RECORDS FOR THE TASK below:

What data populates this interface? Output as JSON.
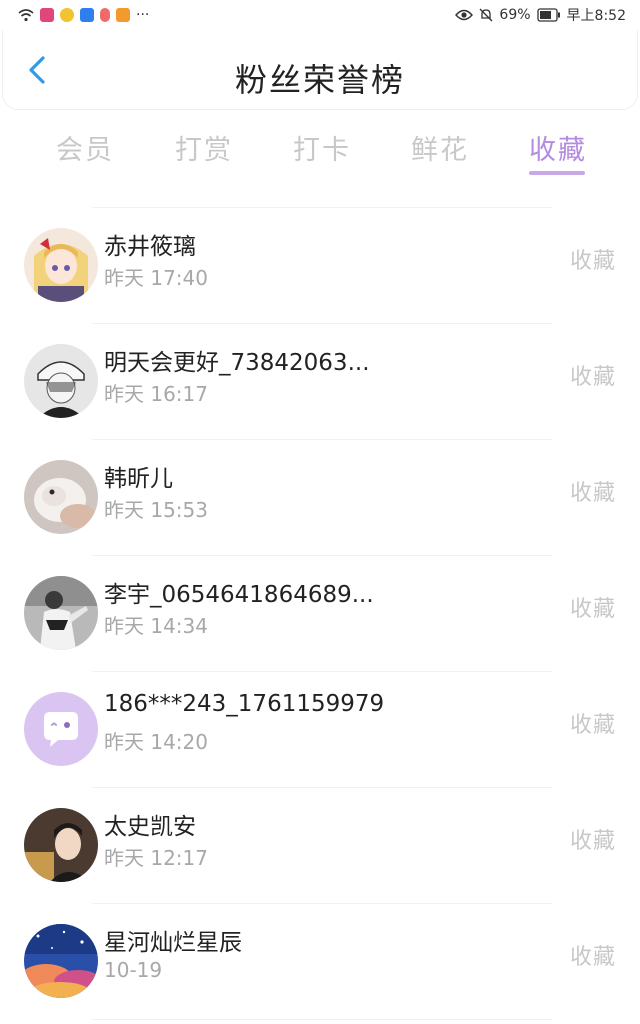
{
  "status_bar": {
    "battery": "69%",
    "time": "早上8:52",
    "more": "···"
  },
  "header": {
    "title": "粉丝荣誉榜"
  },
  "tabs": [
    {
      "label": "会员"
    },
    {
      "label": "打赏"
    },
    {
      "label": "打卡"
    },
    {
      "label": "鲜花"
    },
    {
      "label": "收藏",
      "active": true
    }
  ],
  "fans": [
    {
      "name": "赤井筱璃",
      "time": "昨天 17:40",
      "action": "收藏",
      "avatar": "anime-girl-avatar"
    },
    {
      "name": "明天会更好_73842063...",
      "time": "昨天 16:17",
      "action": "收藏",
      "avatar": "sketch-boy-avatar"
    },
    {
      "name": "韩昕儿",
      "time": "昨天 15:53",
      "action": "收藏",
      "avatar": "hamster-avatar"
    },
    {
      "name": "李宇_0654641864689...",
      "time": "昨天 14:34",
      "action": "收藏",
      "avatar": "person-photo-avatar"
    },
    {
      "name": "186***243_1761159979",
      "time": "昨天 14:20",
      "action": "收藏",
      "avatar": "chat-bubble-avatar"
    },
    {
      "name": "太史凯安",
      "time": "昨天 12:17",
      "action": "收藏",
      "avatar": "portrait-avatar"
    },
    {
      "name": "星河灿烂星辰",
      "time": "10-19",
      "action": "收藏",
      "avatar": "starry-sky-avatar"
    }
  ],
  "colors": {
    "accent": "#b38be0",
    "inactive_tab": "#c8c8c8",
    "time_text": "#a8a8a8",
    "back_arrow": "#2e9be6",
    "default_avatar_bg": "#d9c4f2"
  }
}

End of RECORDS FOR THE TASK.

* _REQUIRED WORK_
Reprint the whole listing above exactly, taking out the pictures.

* _RESPONSE AREA_
What data populates this interface? Output as JSON.
{
  "status_bar": {
    "battery": "69%",
    "time": "早上8:52",
    "more": "···"
  },
  "header": {
    "title": "粉丝荣誉榜"
  },
  "tabs": [
    {
      "label": "会员"
    },
    {
      "label": "打赏"
    },
    {
      "label": "打卡"
    },
    {
      "label": "鲜花"
    },
    {
      "label": "收藏",
      "active": true
    }
  ],
  "fans": [
    {
      "name": "赤井筱璃",
      "time": "昨天 17:40",
      "action": "收藏",
      "avatar": "anime-girl-avatar"
    },
    {
      "name": "明天会更好_73842063...",
      "time": "昨天 16:17",
      "action": "收藏",
      "avatar": "sketch-boy-avatar"
    },
    {
      "name": "韩昕儿",
      "time": "昨天 15:53",
      "action": "收藏",
      "avatar": "hamster-avatar"
    },
    {
      "name": "李宇_0654641864689...",
      "time": "昨天 14:34",
      "action": "收藏",
      "avatar": "person-photo-avatar"
    },
    {
      "name": "186***243_1761159979",
      "time": "昨天 14:20",
      "action": "收藏",
      "avatar": "chat-bubble-avatar"
    },
    {
      "name": "太史凯安",
      "time": "昨天 12:17",
      "action": "收藏",
      "avatar": "portrait-avatar"
    },
    {
      "name": "星河灿烂星辰",
      "time": "10-19",
      "action": "收藏",
      "avatar": "starry-sky-avatar"
    }
  ],
  "colors": {
    "accent": "#b38be0",
    "inactive_tab": "#c8c8c8",
    "time_text": "#a8a8a8",
    "back_arrow": "#2e9be6",
    "default_avatar_bg": "#d9c4f2"
  }
}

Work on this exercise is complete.